By Steven Pressfield | Published: May 8, 2013
[The blog is on vacation this week. Herewith an "encore presentation" of a fave from the past:]
I never talk about a project I’m working on. It’s bad luck. But something happened a few nights ago that made me think I should make an exception, both for the sake of my own thinking and for sharing an insight or two. So I’ll keep depiction of the project vague but the wisdom as clear as I can make it.
Never listen to what they tell you in rooms like this
I was at a professional event with a friend who, each time he introduced me to a new acquaintance, described and made a pitch for the project I’m working on. (Don’t ask why.) He did this a number of times despite my excruciating embarrassment.

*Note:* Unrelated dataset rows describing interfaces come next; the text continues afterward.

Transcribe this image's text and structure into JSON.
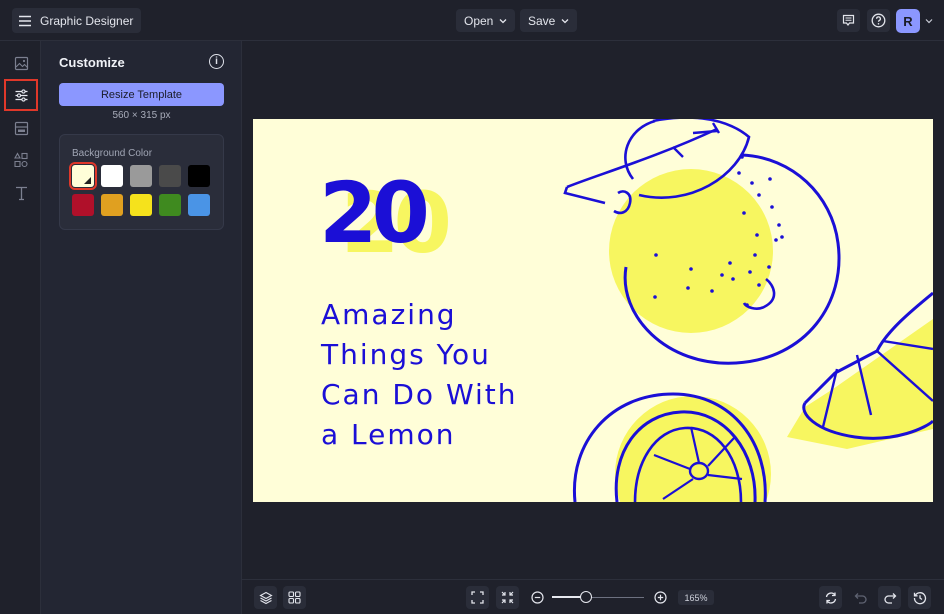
{
  "app": {
    "title": "Graphic Designer"
  },
  "topbar": {
    "menu_icon": "hamburger-icon",
    "open_label": "Open",
    "save_label": "Save",
    "feedback_icon": "comment-icon",
    "help_icon": "help-circle-icon",
    "avatar_initial": "R",
    "avatar_color": "#8b97ff"
  },
  "rail": {
    "items": [
      {
        "name": "image",
        "icon": "image-icon",
        "active": false
      },
      {
        "name": "customize",
        "icon": "sliders-icon",
        "active": true
      },
      {
        "name": "layout",
        "icon": "layout-icon",
        "active": false
      },
      {
        "name": "elements",
        "icon": "shapes-icon",
        "active": false
      },
      {
        "name": "text",
        "icon": "text-icon",
        "active": false
      }
    ]
  },
  "panel": {
    "title": "Customize",
    "info_icon": "i",
    "resize_label": "Resize Template",
    "dimensions": "560 × 315 px",
    "background": {
      "label": "Background Color",
      "swatches": [
        {
          "color": "#fffed8",
          "selected": true
        },
        {
          "color": "#ffffff",
          "selected": false
        },
        {
          "color": "#9a9a9a",
          "selected": false
        },
        {
          "color": "#4a4a4a",
          "selected": false
        },
        {
          "color": "#000000",
          "selected": false
        },
        {
          "color": "#b0102a",
          "selected": false
        },
        {
          "color": "#e0a020",
          "selected": false
        },
        {
          "color": "#f5e21c",
          "selected": false
        },
        {
          "color": "#3f8a1f",
          "selected": false
        },
        {
          "color": "#4a94e6",
          "selected": false
        }
      ]
    }
  },
  "canvas": {
    "background": "#fffed8",
    "number": "20",
    "headline_lines": [
      "Amazing",
      "Things You",
      "Can Do With",
      "a Lemon"
    ],
    "text_color": "#1b0fd6",
    "accent_color": "#f7f660"
  },
  "bottombar": {
    "zoom_value": "165%",
    "zoom_level_fraction": 0.37
  }
}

Bottom line: everyone he told the idea to went catatonic with boredom. Their eyes glazed over. They began edging toward the exit. Though they were too polite to say anything overtly negative, it was clear that they regarded me and my enterprise the way one might a Comic-Con trekkie describing his plans for solar self-levitation or, perhaps, Newt Gingrich flogging tickets for his colony on the moon.
I went home pretty depressed.
The people at the event were by no means imagination-challenged “suits.” They were bold, savvy artists and entrepreneurs. Almost every one had multiple success stories across all spectrums of art, tech, and business.
And their reaction to my project was universal snooze-o-rama.
I thought about it and thought about it and I came to a conclusion:
They’re wrong. (more…)
By Steven Pressfield | Published: May 1, 2013
Not long ago I took a wilderness trek with an old friend who had been the commander of a Recon company in the army. We were out in the boonies for five days, with no check-ins with civilization. I had never done this kind of thing before and I noticed two things:
It ain't so easy, navigating in the boonies
One, my friend was completely confident of our whereabouts at all times.
Two, we were lost at least half the time.
A phrase kept re-appearing in my friend’s conversation: “In the end, we’ll succeed.”
At first I didn’t pick up on this theme, but after the twentieth time or so, I started saying it myself. It was a great mantra, and I think it applies equally well to such diverse enterprises as writing a novel or starting a business or undertaking any long-term, high-aspiration project.
What is a “Recon commander” anyway? As my friend explained it, recon teams or platoons (among many other assignments) guide larger formations across unfamiliar territory. Their job is to go into the unknown and make it known to those who follow. My friend’s vintage is the era before the invention of the GPS or other satellite-based navigational technology. He’s old school. A map. A compass. The sun.
I know from unimpeachable history that my friend is a superb land navigator. But, trust me, when you’re out in the deep boonies with no highways or man-made landmarks within miles, everything starts looking like everything else. My friend taught me about “blind maps”—a map with no place names on it, just topographical features. It’s amazing how hard it is to scan the horizon and say, “Ah, that peak over there is this peak on the map.”